A few of my friends have worked in corporate jobs their entire lives, while others have always had their own businesses. If you’ve only worked in the corporate world but will start working from home soon, the whole process can be overwhelming, scary and challenging.
Before you psych yourself out of working from home, there are a few simple steps you can take to make sure your new workspace is somewhere you want to go to every day, even if your commute is only 10 seconds long.
Find the right place for your office.
Your home office shouldn’t be in the main flow of traffic, but not isolated. Make sure the space has enough room for a desk or other work surface, and a place to store files and supplies. If you’re not convinced that you’ve picked the right room for a home office, try out the space for 30 days. If after that time you like where you’re working, set up your home office permanently.
Invest in quality equipment.
Before you buy a desktop computer, consider a laptop instead. You’ll be able to work anywhere within your home and if you need a break from your home office, you can take your laptop to a coffee shop or to meetings. One of the best parts of a laptop is that they don’t take up much space and you don’t have to make room for a CPU.
Save space within your home office.

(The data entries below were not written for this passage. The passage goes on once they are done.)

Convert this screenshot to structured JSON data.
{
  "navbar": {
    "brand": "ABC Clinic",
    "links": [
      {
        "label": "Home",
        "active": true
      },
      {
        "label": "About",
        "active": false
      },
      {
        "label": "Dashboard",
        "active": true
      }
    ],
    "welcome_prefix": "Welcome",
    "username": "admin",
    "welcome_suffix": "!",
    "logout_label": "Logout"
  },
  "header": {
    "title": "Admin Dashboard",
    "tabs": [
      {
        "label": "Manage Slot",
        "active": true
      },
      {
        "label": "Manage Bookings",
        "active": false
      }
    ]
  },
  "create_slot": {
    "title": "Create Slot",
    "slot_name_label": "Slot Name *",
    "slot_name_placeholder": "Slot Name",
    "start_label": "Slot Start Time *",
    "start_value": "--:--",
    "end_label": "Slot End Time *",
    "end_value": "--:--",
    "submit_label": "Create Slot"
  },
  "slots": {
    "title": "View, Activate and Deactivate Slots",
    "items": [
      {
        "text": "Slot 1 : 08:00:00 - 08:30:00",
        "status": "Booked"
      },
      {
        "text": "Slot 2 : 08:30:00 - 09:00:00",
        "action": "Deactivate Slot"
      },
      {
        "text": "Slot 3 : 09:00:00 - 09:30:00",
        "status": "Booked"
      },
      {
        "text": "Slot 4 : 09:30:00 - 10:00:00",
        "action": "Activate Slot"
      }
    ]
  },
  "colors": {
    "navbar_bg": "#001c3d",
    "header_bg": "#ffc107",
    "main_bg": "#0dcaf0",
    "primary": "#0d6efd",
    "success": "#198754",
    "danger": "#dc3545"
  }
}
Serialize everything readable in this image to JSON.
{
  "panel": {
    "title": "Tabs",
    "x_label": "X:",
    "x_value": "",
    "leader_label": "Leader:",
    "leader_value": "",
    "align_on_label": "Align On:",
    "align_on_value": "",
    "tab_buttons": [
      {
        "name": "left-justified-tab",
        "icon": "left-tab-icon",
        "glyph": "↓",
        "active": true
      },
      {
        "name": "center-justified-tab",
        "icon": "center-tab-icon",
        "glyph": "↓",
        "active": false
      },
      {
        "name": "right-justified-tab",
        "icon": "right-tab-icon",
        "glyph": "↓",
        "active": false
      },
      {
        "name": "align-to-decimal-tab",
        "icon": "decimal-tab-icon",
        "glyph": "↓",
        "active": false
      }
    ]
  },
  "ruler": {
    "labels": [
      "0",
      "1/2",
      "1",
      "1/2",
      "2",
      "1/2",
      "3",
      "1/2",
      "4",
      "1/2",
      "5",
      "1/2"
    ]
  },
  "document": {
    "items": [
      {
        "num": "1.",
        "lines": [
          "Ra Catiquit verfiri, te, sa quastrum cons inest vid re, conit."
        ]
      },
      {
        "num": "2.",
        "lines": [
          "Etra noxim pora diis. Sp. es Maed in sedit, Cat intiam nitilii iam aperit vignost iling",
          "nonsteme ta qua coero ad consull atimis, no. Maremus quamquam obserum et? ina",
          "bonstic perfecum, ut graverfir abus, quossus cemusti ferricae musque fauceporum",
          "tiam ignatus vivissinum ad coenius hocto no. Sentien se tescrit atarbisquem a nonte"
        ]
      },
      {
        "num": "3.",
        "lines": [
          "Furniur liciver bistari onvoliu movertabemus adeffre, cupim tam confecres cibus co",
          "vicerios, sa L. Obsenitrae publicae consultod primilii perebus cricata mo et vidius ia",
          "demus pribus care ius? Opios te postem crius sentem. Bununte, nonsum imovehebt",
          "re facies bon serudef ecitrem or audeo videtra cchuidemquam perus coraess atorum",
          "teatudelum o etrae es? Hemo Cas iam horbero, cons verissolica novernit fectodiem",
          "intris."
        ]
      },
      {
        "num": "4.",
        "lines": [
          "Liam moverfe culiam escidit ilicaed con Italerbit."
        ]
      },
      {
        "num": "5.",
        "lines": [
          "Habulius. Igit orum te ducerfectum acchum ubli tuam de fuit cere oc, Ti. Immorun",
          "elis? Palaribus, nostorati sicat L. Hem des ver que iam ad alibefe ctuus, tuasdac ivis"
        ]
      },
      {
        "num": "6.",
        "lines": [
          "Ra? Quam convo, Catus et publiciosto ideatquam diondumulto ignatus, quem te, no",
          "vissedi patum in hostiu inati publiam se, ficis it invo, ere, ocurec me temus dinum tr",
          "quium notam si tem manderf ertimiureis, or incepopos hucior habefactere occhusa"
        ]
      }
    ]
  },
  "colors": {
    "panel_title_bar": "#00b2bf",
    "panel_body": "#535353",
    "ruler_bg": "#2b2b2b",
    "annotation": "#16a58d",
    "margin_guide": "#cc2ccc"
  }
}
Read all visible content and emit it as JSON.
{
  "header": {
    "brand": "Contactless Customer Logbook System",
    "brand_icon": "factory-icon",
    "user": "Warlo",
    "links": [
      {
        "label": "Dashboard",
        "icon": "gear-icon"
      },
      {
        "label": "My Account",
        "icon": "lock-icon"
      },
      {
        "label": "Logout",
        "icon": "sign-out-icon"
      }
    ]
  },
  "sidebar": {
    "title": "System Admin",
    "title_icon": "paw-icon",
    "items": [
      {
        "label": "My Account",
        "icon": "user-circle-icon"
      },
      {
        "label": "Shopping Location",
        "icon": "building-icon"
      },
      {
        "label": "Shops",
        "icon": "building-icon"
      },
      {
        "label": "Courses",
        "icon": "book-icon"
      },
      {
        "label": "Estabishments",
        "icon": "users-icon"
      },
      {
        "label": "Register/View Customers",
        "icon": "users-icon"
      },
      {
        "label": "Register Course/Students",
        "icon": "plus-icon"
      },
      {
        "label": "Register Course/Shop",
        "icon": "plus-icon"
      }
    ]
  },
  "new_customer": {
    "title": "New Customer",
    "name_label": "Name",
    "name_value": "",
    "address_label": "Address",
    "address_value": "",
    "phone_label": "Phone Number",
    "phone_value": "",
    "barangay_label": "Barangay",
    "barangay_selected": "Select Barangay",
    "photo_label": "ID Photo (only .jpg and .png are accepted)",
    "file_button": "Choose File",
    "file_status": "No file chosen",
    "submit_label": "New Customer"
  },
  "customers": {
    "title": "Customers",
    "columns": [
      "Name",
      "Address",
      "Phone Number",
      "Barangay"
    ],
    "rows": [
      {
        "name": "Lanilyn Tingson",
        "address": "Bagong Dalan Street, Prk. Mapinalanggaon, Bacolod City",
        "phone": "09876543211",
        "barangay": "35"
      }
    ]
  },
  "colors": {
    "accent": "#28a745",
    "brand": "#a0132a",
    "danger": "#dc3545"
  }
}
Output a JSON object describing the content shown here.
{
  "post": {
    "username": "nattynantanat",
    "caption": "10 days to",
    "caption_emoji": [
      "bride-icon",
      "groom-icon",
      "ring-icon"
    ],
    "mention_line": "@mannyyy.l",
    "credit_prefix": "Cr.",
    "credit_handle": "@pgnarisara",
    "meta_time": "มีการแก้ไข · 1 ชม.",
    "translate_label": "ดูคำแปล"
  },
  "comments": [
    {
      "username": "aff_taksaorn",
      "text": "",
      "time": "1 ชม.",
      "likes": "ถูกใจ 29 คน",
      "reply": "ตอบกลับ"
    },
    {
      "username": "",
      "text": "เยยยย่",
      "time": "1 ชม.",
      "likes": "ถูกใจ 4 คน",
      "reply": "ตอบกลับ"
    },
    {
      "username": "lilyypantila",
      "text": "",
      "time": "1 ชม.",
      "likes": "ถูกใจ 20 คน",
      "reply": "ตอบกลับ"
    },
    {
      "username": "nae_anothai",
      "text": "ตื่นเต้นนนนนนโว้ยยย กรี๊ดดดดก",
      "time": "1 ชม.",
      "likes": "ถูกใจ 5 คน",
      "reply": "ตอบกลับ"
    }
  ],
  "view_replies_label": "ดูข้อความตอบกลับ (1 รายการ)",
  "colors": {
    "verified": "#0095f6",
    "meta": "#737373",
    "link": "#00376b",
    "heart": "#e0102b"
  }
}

Instead of buying separate equipment for your home office, buy an “all in one” that prints, copies, scans and faxes documents. Not only will you save space, you’ll save money. Another space-saving trick is to think vertically and add shelves to your home office (either freestanding or attached to your walls).
Decide whether you need a separate business line.
Kids don’t make good receptionists, so making your home phone do double duty as a business line is a bad idea. A better option is to install a separate line or use your cell phone as your business line.
Have reliable tech support available.
When you leave the corporate world behind, you can say goodbye to tech support that’s only minutes away. While you may not have an on-staff IT department, you can hire outside services to help. Geek Squad is a good place to start.
Set up a support system.
Family and friends may be helpful when you first start working from home, but they have lives too. Instead of relying on them for emotional and business support, find other professionals in your area through LinkedIn and trade associations. You can even send tweets to find other business owners who want to connect.
Set a schedule every day.
The beauty of working from home is that you don’t have to punch a time clock. That means you can sleep in, wait to take a shower until the afternoon (if at all) and work on projects late into the night. It also means that you have to motivate yourself to go to work every day. Set a specific time for when you want to be at your desk. Your schedule may vary because of appointments, but stick to your schedule as much as possible.
Moving from a corporate office to a home office is challenging but not impossible. When you keep in mind the benefits of flexible work hours, a comfortable office and a short commute down the hall instead of across town, you can make the transition an easy one.
What was your biggest challenge when you transitioned from a corporate office to a home office?